## Task statement
For the string "ProtheusAdvpl", find every matching line in the records and copy it.

## Material to process

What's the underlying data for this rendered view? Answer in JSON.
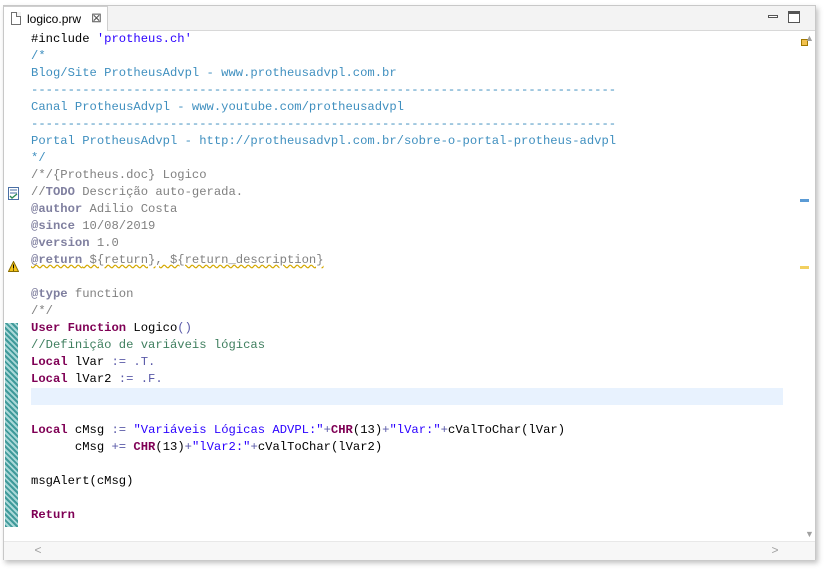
{
  "tab": {
    "title": "logico.prw",
    "close_glyph": "⊠"
  },
  "window_controls": {
    "minimize": "minimize-icon",
    "maximize": "maximize-icon"
  },
  "code_lines": [
    [
      {
        "t": "#include ",
        "c": "ident"
      },
      {
        "t": "'protheus.ch'",
        "c": "str"
      }
    ],
    [
      {
        "t": "/*",
        "c": "doc-blue"
      }
    ],
    [
      {
        "t": "Blog/Site ProtheusAdvpl - www.protheusadvpl.com.br",
        "c": "doc-blue"
      }
    ],
    [
      {
        "t": "--------------------------------------------------------------------------------",
        "c": "doc-blue"
      }
    ],
    [
      {
        "t": "Canal ProtheusAdvpl - www.youtube.com/protheusadvpl",
        "c": "doc-blue"
      }
    ],
    [
      {
        "t": "--------------------------------------------------------------------------------",
        "c": "doc-blue"
      }
    ],
    [
      {
        "t": "Portal ProtheusAdvpl - http://protheusadvpl.com.br/sobre-o-portal-protheus-advpl",
        "c": "doc-blue"
      }
    ],
    [
      {
        "t": "*/",
        "c": "doc-blue"
      }
    ],
    [
      {
        "t": "/*/{Protheus.doc} Logico",
        "c": "gray"
      }
    ],
    [
      {
        "t": "//",
        "c": "gray"
      },
      {
        "t": "TODO",
        "c": "tag"
      },
      {
        "t": " Descrição auto-gerada.",
        "c": "gray"
      }
    ],
    [
      {
        "t": "@author",
        "c": "tag"
      },
      {
        "t": " Adilio Costa",
        "c": "gray"
      }
    ],
    [
      {
        "t": "@since",
        "c": "tag"
      },
      {
        "t": " 10/08/2019",
        "c": "gray"
      }
    ],
    [
      {
        "t": "@version",
        "c": "tag"
      },
      {
        "t": " 1.0",
        "c": "gray"
      }
    ],
    [
      {
        "t": "@return",
        "c": "tag warn-u"
      },
      {
        "t": " ${return}, ${return_description}",
        "c": "gray warn-u"
      }
    ],
    [],
    [
      {
        "t": "@type",
        "c": "tag"
      },
      {
        "t": " function",
        "c": "gray"
      }
    ],
    [
      {
        "t": "/*/",
        "c": "gray"
      }
    ],
    [
      {
        "t": "User Function",
        "c": "kw"
      },
      {
        "t": " Logico",
        "c": "ident"
      },
      {
        "t": "()",
        "c": "op"
      }
    ],
    [
      {
        "t": "//Definição de variáveis lógicas",
        "c": "cmt"
      }
    ],
    [
      {
        "t": "Local",
        "c": "kw"
      },
      {
        "t": " lVar ",
        "c": "ident"
      },
      {
        "t": ":=",
        "c": "op"
      },
      {
        "t": " .T.",
        "c": "op"
      }
    ],
    [
      {
        "t": "Local",
        "c": "kw"
      },
      {
        "t": " lVar2 ",
        "c": "ident"
      },
      {
        "t": ":=",
        "c": "op"
      },
      {
        "t": " .F.",
        "c": "op"
      }
    ],
    [],
    [],
    [
      {
        "t": "Local",
        "c": "kw"
      },
      {
        "t": " cMsg ",
        "c": "ident"
      },
      {
        "t": ":=",
        "c": "op"
      },
      {
        "t": " ",
        "c": "ident"
      },
      {
        "t": "\"Variáveis Lógicas ADVPL:\"",
        "c": "str"
      },
      {
        "t": "+",
        "c": "op"
      },
      {
        "t": "CHR",
        "c": "kw"
      },
      {
        "t": "(13)",
        "c": "ident"
      },
      {
        "t": "+",
        "c": "op"
      },
      {
        "t": "\"lVar:\"",
        "c": "str"
      },
      {
        "t": "+",
        "c": "op"
      },
      {
        "t": "cValToChar(lVar)",
        "c": "ident"
      }
    ],
    [
      {
        "t": "      cMsg ",
        "c": "ident"
      },
      {
        "t": "+=",
        "c": "op"
      },
      {
        "t": " ",
        "c": "ident"
      },
      {
        "t": "CHR",
        "c": "kw"
      },
      {
        "t": "(13)",
        "c": "ident"
      },
      {
        "t": "+",
        "c": "op"
      },
      {
        "t": "\"lVar2:\"",
        "c": "str"
      },
      {
        "t": "+",
        "c": "op"
      },
      {
        "t": "cValToChar(lVar2)",
        "c": "ident"
      }
    ],
    [],
    [
      {
        "t": "msgAlert(cMsg)",
        "c": "ident"
      }
    ],
    [],
    [
      {
        "t": "Return",
        "c": "kw"
      }
    ]
  ],
  "current_line_index": 21,
  "gutter_icons": {
    "task": "task-icon",
    "warning": "warning-icon"
  },
  "scroll": {
    "up": "▲",
    "down": "▼",
    "left": "<",
    "right": ">"
  }
}
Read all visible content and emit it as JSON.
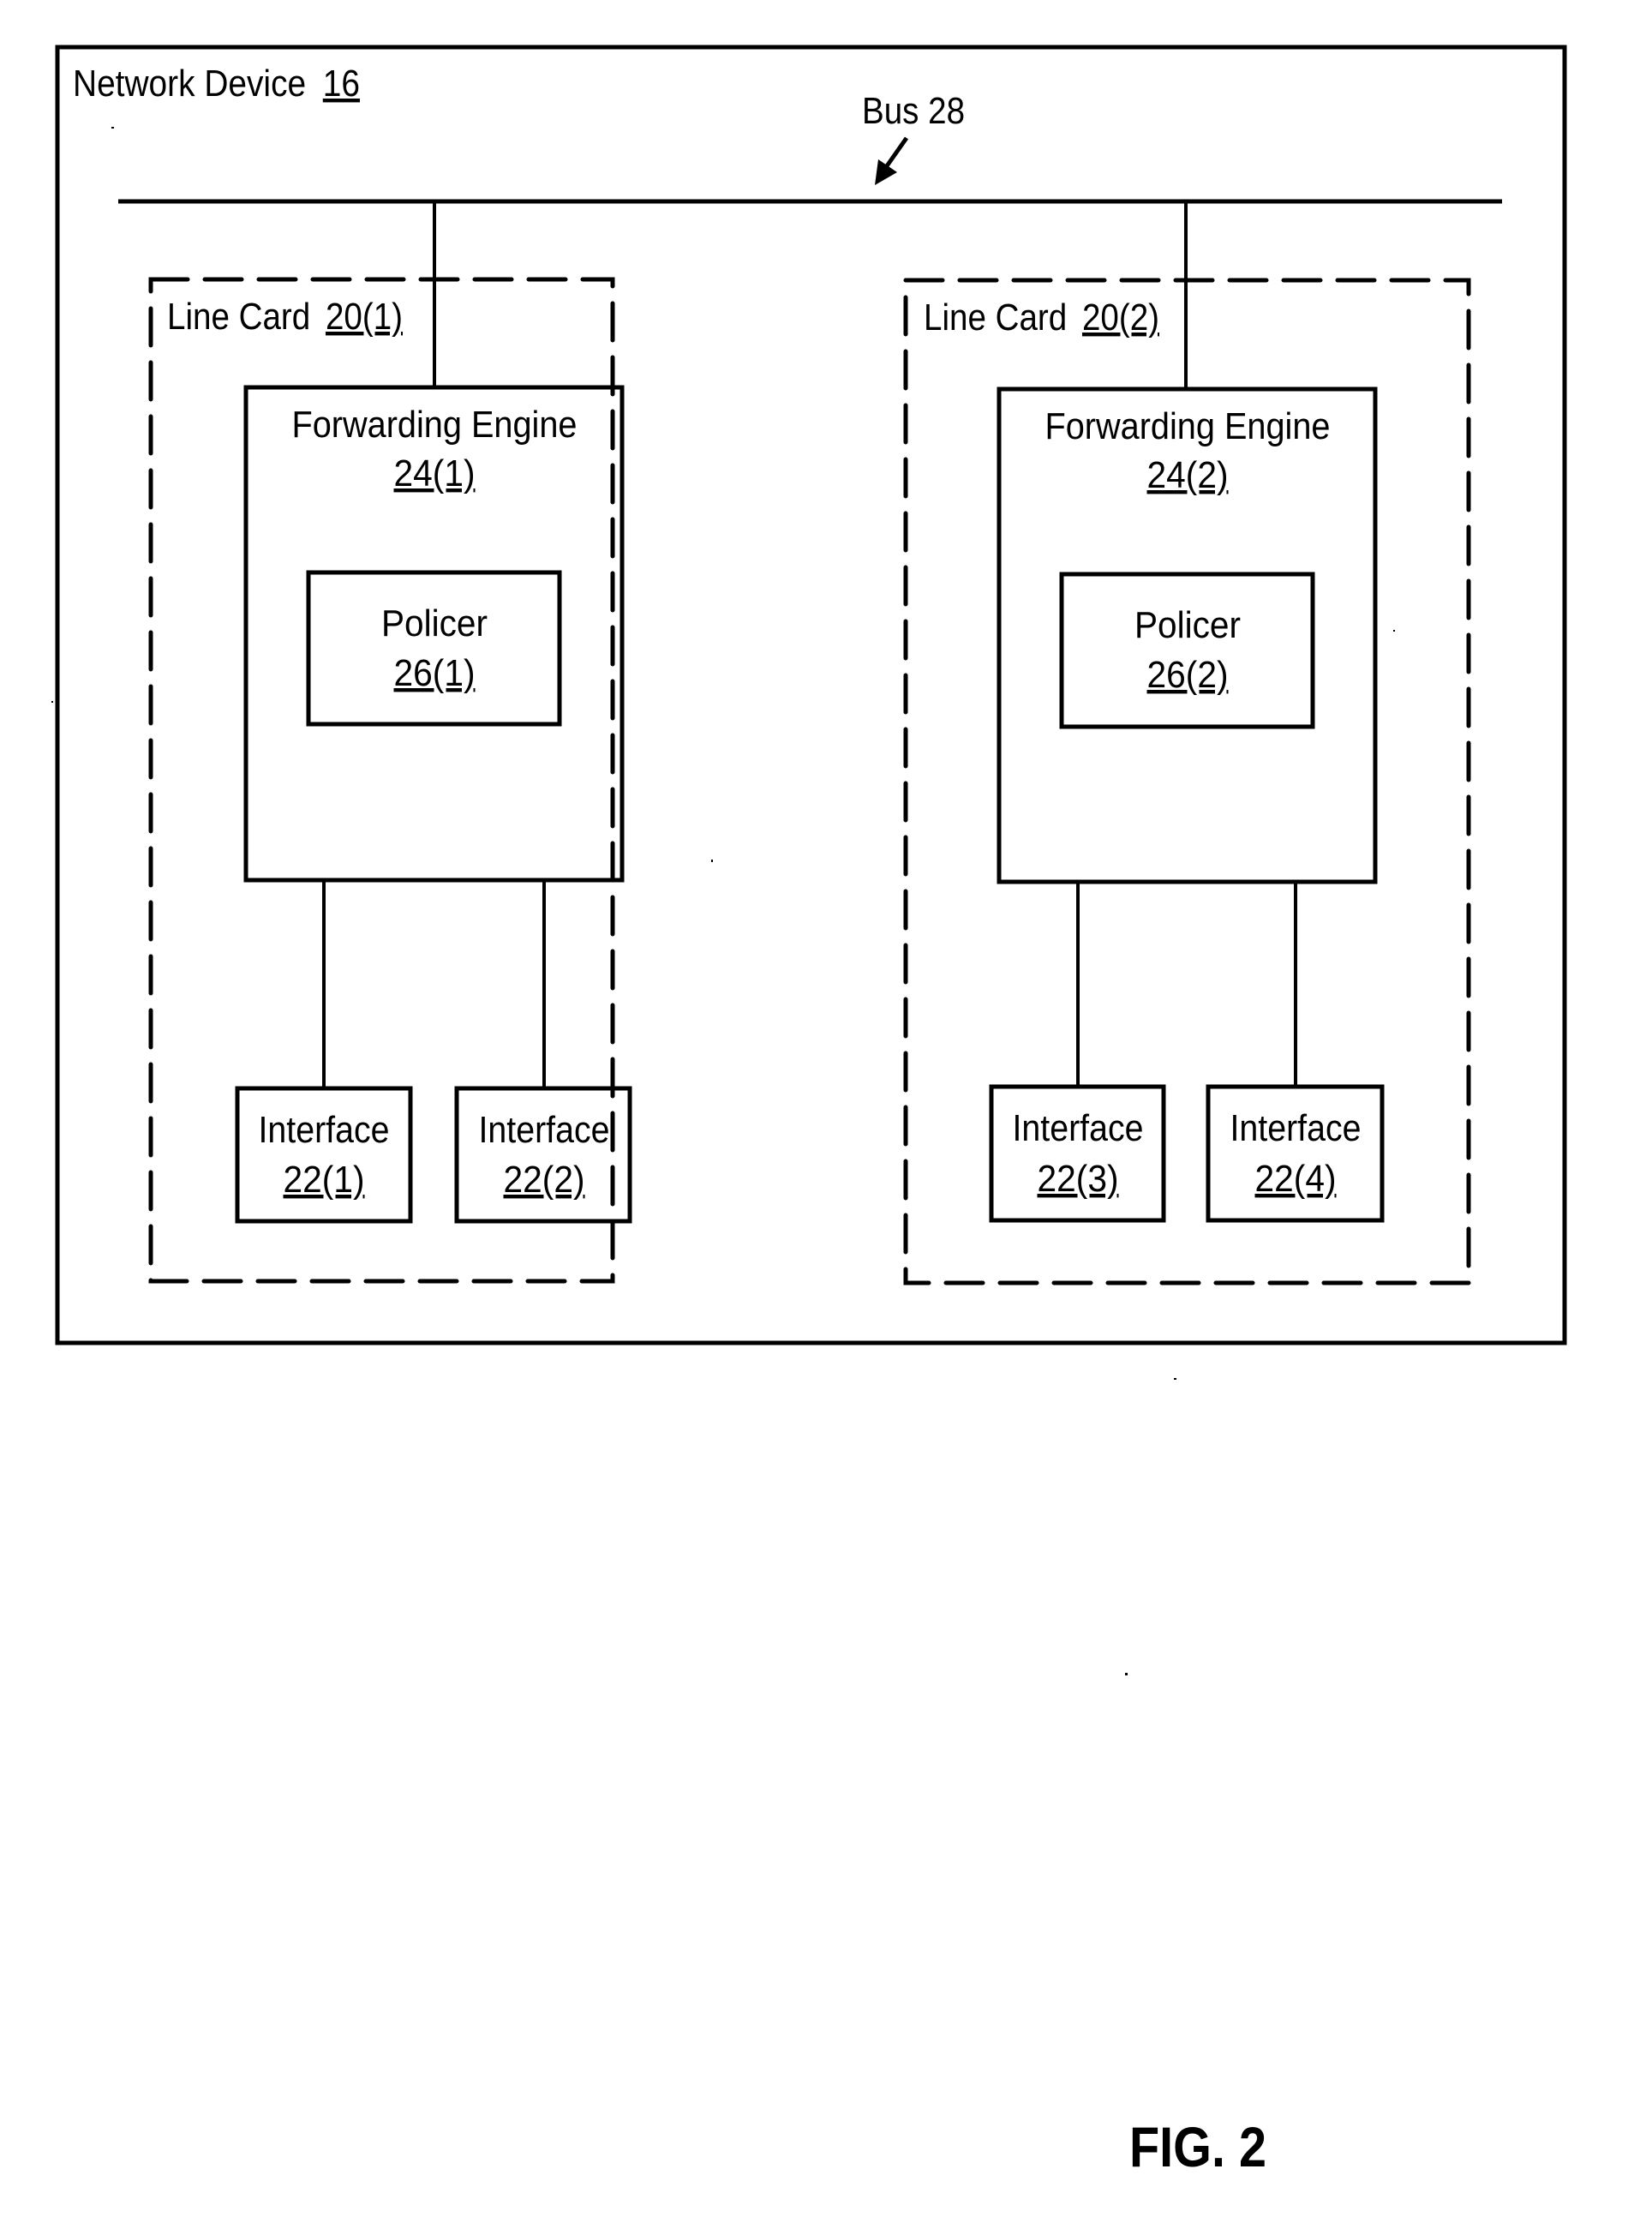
{
  "figure": {
    "caption": "FIG. 2",
    "ink_color": "#000000",
    "background_color": "#ffffff"
  },
  "network_device": {
    "label": "Network Device",
    "ref": "16"
  },
  "bus": {
    "label": "Bus 28"
  },
  "line_cards": [
    {
      "label": "Line Card",
      "ref": "20(1)",
      "forwarding_engine": {
        "label": "Forwarding Engine",
        "ref": "24(1)"
      },
      "policer": {
        "label": "Policer",
        "ref": "26(1)"
      },
      "interfaces": [
        {
          "label": "Interface",
          "ref": "22(1)"
        },
        {
          "label": "Interface",
          "ref": "22(2)"
        }
      ]
    },
    {
      "label": "Line Card",
      "ref": "20(2)",
      "forwarding_engine": {
        "label": "Forwarding Engine",
        "ref": "24(2)"
      },
      "policer": {
        "label": "Policer",
        "ref": "26(2)"
      },
      "interfaces": [
        {
          "label": "Interface",
          "ref": "22(3)"
        },
        {
          "label": "Interface",
          "ref": "22(4)"
        }
      ]
    }
  ]
}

## Solution for this task
        "t": "Blog/Site ProtheusAdvpl - www.protheusadvpl.com.br",
        "t": "Canal ProtheusAdvpl - www.youtube.com/protheusadvpl",
        "t": "Portal ProtheusAdvpl - http://protheusadvpl.com.br/sobre-o-portal-protheus-advpl",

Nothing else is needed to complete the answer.